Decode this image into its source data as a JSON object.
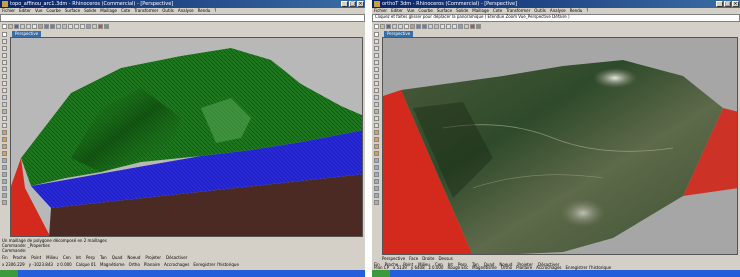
{
  "left_window": {
    "title": "topo_affinou_arc1.3dm - Rhinoceros (Commercial) - [Perspective]",
    "menu": [
      "Fichier",
      "Editer",
      "Vue",
      "Courbe",
      "Surface",
      "Solide",
      "Maillage",
      "Cote",
      "Transformer",
      "Outils",
      "Analyse",
      "Rendu",
      "?"
    ],
    "viewport_label": "Perspective",
    "message_lines": [
      "Un maillage de polygone décomposé en 2 maillages",
      "Commande: _Properties"
    ],
    "command_label": "Commande:",
    "osnap": [
      "Fin",
      "Proche",
      "Point",
      "Milieu",
      "Cen",
      "Int",
      "Perp",
      "Tan",
      "Quad",
      "Noeud",
      "Projeter",
      "Désactiver"
    ],
    "status": [
      "x 2306.229",
      "y -1023.843",
      "z 0.000",
      "Calque 01",
      "Magnétisme",
      "Ortho",
      "Planaire",
      "Accrochages",
      "Enregistrer l'historique"
    ]
  },
  "right_window": {
    "title": "orthoT 3dm - Rhinoceros (Commercial) - [Perspective]",
    "menu": [
      "Fichier",
      "Editer",
      "Vue",
      "Courbe",
      "Surface",
      "Solide",
      "Maillage",
      "Cote",
      "Transformer",
      "Outils",
      "Analyse",
      "Rendu",
      "?"
    ],
    "command_history": "Cliquez et faites glisser pour déplacer la panoramique ( Etendue Zoom Vue_Perspective Défaire )",
    "viewport_label": "Perspective",
    "tabs": [
      "Perspective",
      "Face",
      "Droite",
      "Dessus"
    ],
    "osnap": [
      "Fin",
      "Proche",
      "Point",
      "Milieu",
      "Cen",
      "Int",
      "Perp",
      "Tan",
      "Quad",
      "Noeud",
      "Projeter",
      "Désactiver"
    ],
    "status": [
      "Plan CP",
      "x 5139",
      "y 6408",
      "z 0.000",
      "Rouge Esc",
      "Magnétisme",
      "Ortho",
      "Planaire",
      "Accrochages",
      "Enregistrer l'historique"
    ]
  },
  "colors": {
    "terrain_green": "#1f7a1f",
    "water_blue": "#2a2ad8",
    "side_red": "#d42a1e",
    "titlebar": "#0a246a"
  },
  "icons": [
    "app-icon",
    "minimize-icon",
    "maximize-icon",
    "close-icon"
  ]
}
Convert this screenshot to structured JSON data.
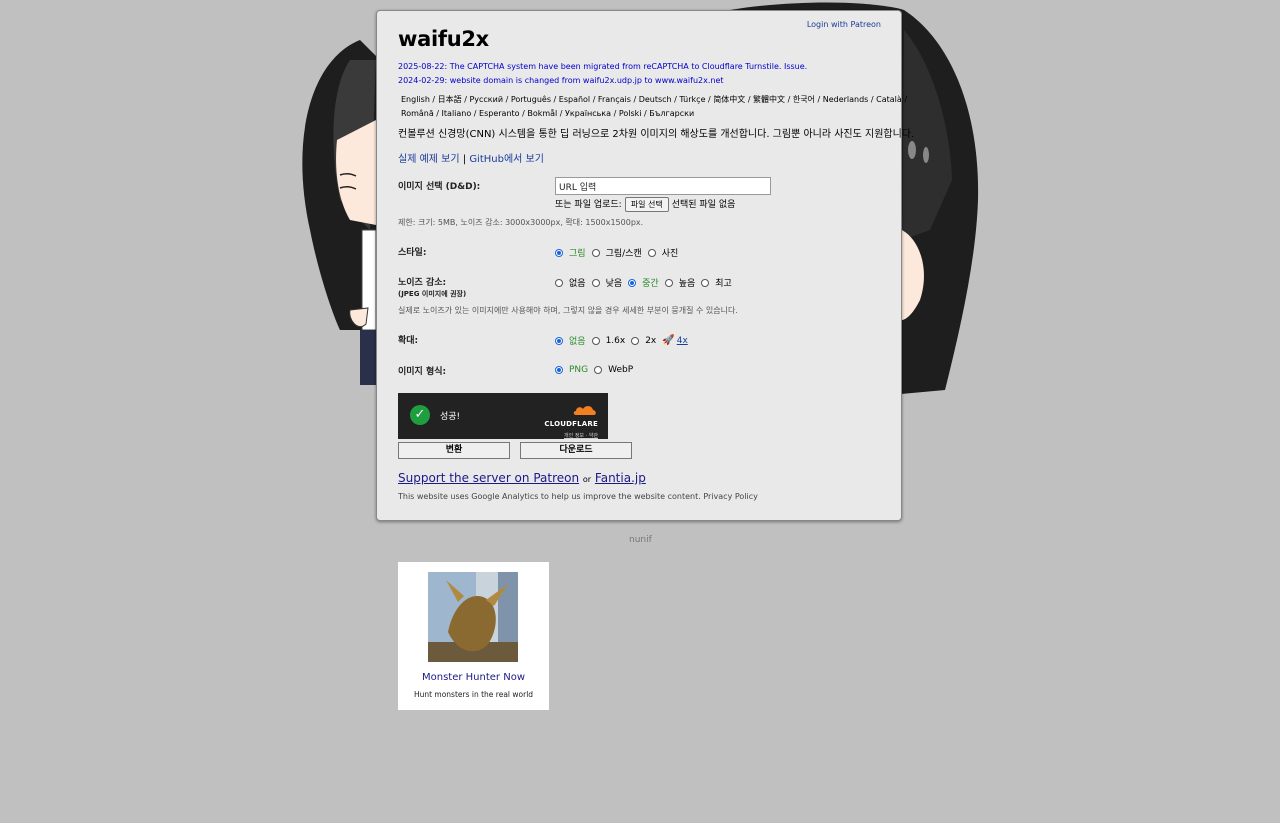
{
  "header": {
    "login_link": "Login with Patreon",
    "site_title": "waifu2x"
  },
  "news": [
    "2025-08-22: The CAPTCHA system have been migrated from reCAPTCHA to Cloudflare Turnstile. Issue.",
    "2024-02-29: website domain is changed from waifu2x.udp.jp to www.waifu2x.net"
  ],
  "languages": {
    "line1": "English / 日本語 / Русский / Português / Español / Français / Deutsch / Türkçe / 简体中文 / 繁體中文 / 한국어 / Nederlands / Català /",
    "line2": "Română / Italiano / Esperanto / Bokmål / Українська / Polski / Български"
  },
  "description": "컨볼루션 신경망(CNN) 시스템을 통한 딥 러닝으로 2차원 이미지의 해상도를 개선합니다. 그림뿐 아니라 사진도 지원합니다.",
  "links": {
    "example": "실제 예제 보기",
    "separator": "|",
    "github": "GitHub에서 보기"
  },
  "image_select": {
    "label": "이미지 선택 (D&D):",
    "url_value": "URL 입력",
    "file_prefix": "또는 파일 업로드:",
    "file_button": "파일 선택",
    "file_status": "선택된 파일 없음",
    "limits": "제한: 크기: 5MB, 노이즈 감소: 3000x3000px, 확대: 1500x1500px."
  },
  "style": {
    "label": "스타일:",
    "options": [
      "그림",
      "그림/스캔",
      "사진"
    ],
    "selected": 0
  },
  "noise": {
    "label": "노이즈 감소:",
    "sublabel": "(JPEG 이미지에 권장)",
    "options": [
      "없음",
      "낮음",
      "중간",
      "높음",
      "최고"
    ],
    "selected": 2,
    "note": "실제로 노이즈가 있는 이미지에만 사용해야 하며, 그렇지 않을 경우 세세한 부분이 뭉개질 수 있습니다."
  },
  "scale": {
    "label": "확대:",
    "options": [
      "없음",
      "1.6x",
      "2x"
    ],
    "selected": 0,
    "premium_label": "4x"
  },
  "format": {
    "label": "이미지 형식:",
    "options": [
      "PNG",
      "WebP"
    ],
    "selected": 0
  },
  "captcha": {
    "status": "성공!",
    "brand": "CLOUDFLARE",
    "links": "개인 정보 · 약관"
  },
  "buttons": {
    "convert": "변환",
    "download": "다운로드"
  },
  "support": {
    "patreon": "Support the server on Patreon",
    "or": "or",
    "fantia": "Fantia.jp"
  },
  "privacy_note": "This website uses Google Analytics to help us improve the website content. Privacy Policy",
  "footer": {
    "author": "nunif"
  },
  "ad": {
    "title": "Monster Hunter Now",
    "subtitle": "Hunt monsters in the real world"
  },
  "colors": {
    "background": "#c0c0c0",
    "panel": "#e9e9e9",
    "news_link": "#0000cc",
    "selected_option": "#2a8a2a",
    "radio_accent": "#1a66d9"
  }
}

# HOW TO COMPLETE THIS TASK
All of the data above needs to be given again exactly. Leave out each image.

# WRITTEN SOLUTION
Decode this image into its source data as a JSON object.
{
  "left_window": {
    "title": "topo_affinou_arc1.3dm - Rhinoceros (Commercial) - [Perspective]",
    "menu": [
      "Fichier",
      "Editer",
      "Vue",
      "Courbe",
      "Surface",
      "Solide",
      "Maillage",
      "Cote",
      "Transformer",
      "Outils",
      "Analyse",
      "Rendu",
      "?"
    ],
    "viewport_label": "Perspective",
    "message_lines": [
      "Un maillage de polygone décomposé en 2 maillages",
      "Commande: _Properties"
    ],
    "command_label": "Commande:",
    "osnap": [
      "Fin",
      "Proche",
      "Point",
      "Milieu",
      "Cen",
      "Int",
      "Perp",
      "Tan",
      "Quad",
      "Noeud",
      "Projeter",
      "Désactiver"
    ],
    "status": [
      "x 2306.229",
      "y -1023.843",
      "z 0.000",
      "Calque 01",
      "Magnétisme",
      "Ortho",
      "Planaire",
      "Accrochages",
      "Enregistrer l'historique"
    ]
  },
  "right_window": {
    "title": "orthoT 3dm - Rhinoceros (Commercial) - [Perspective]",
    "menu": [
      "Fichier",
      "Editer",
      "Vue",
      "Courbe",
      "Surface",
      "Solide",
      "Maillage",
      "Cote",
      "Transformer",
      "Outils",
      "Analyse",
      "Rendu",
      "?"
    ],
    "command_history": "Cliquez et faites glisser pour déplacer la panoramique ( Etendue Zoom Vue_Perspective Défaire )",
    "viewport_label": "Perspective",
    "tabs": [
      "Perspective",
      "Face",
      "Droite",
      "Dessus"
    ],
    "osnap": [
      "Fin",
      "Proche",
      "Point",
      "Milieu",
      "Cen",
      "Int",
      "Perp",
      "Tan",
      "Quad",
      "Noeud",
      "Projeter",
      "Désactiver"
    ],
    "status": [
      "Plan CP",
      "x 5139",
      "y 6408",
      "z 0.000",
      "Rouge Esc",
      "Magnétisme",
      "Ortho",
      "Planaire",
      "Accrochages",
      "Enregistrer l'historique"
    ]
  },
  "colors": {
    "terrain_green": "#1f7a1f",
    "water_blue": "#2a2ad8",
    "side_red": "#d42a1e",
    "titlebar": "#0a246a"
  },
  "icons": [
    "app-icon",
    "minimize-icon",
    "maximize-icon",
    "close-icon"
  ]
}
Convert this screenshot to structured JSON data.
{
  "header": {
    "login_link": "Login with Patreon",
    "site_title": "waifu2x"
  },
  "news": [
    "2025-08-22: The CAPTCHA system have been migrated from reCAPTCHA to Cloudflare Turnstile. Issue.",
    "2024-02-29: website domain is changed from waifu2x.udp.jp to www.waifu2x.net"
  ],
  "languages": {
    "line1": "English / 日本語 / Русский / Português / Español / Français / Deutsch / Türkçe / 简体中文 / 繁體中文 / 한국어 / Nederlands / Català /",
    "line2": "Română / Italiano / Esperanto / Bokmål / Українська / Polski / Български"
  },
  "description": "컨볼루션 신경망(CNN) 시스템을 통한 딥 러닝으로 2차원 이미지의 해상도를 개선합니다. 그림뿐 아니라 사진도 지원합니다.",
  "links": {
    "example": "실제 예제 보기",
    "separator": "|",
    "github": "GitHub에서 보기"
  },
  "image_select": {
    "label": "이미지 선택 (D&D):",
    "url_value": "URL 입력",
    "file_prefix": "또는 파일 업로드:",
    "file_button": "파일 선택",
    "file_status": "선택된 파일 없음",
    "limits": "제한: 크기: 5MB, 노이즈 감소: 3000x3000px, 확대: 1500x1500px."
  },
  "style": {
    "label": "스타일:",
    "options": [
      "그림",
      "그림/스캔",
      "사진"
    ],
    "selected": 0
  },
  "noise": {
    "label": "노이즈 감소:",
    "sublabel": "(JPEG 이미지에 권장)",
    "options": [
      "없음",
      "낮음",
      "중간",
      "높음",
      "최고"
    ],
    "selected": 2,
    "note": "실제로 노이즈가 있는 이미지에만 사용해야 하며, 그렇지 않을 경우 세세한 부분이 뭉개질 수 있습니다."
  },
  "scale": {
    "label": "확대:",
    "options": [
      "없음",
      "1.6x",
      "2x"
    ],
    "selected": 0,
    "premium_label": "4x"
  },
  "format": {
    "label": "이미지 형식:",
    "options": [
      "PNG",
      "WebP"
    ],
    "selected": 0
  },
  "captcha": {
    "status": "성공!",
    "brand": "CLOUDFLARE",
    "links": "개인 정보 · 약관"
  },
  "buttons": {
    "convert": "변환",
    "download": "다운로드"
  },
  "support": {
    "patreon": "Support the server on Patreon",
    "or": "or",
    "fantia": "Fantia.jp"
  },
  "privacy_note": "This website uses Google Analytics to help us improve the website content. Privacy Policy",
  "footer": {
    "author": "nunif"
  },
  "ad": {
    "title": "Monster Hunter Now",
    "subtitle": "Hunt monsters in the real world"
  },
  "colors": {
    "background": "#c0c0c0",
    "panel": "#e9e9e9",
    "news_link": "#0000cc",
    "selected_option": "#2a8a2a",
    "radio_accent": "#1a66d9"
  }
}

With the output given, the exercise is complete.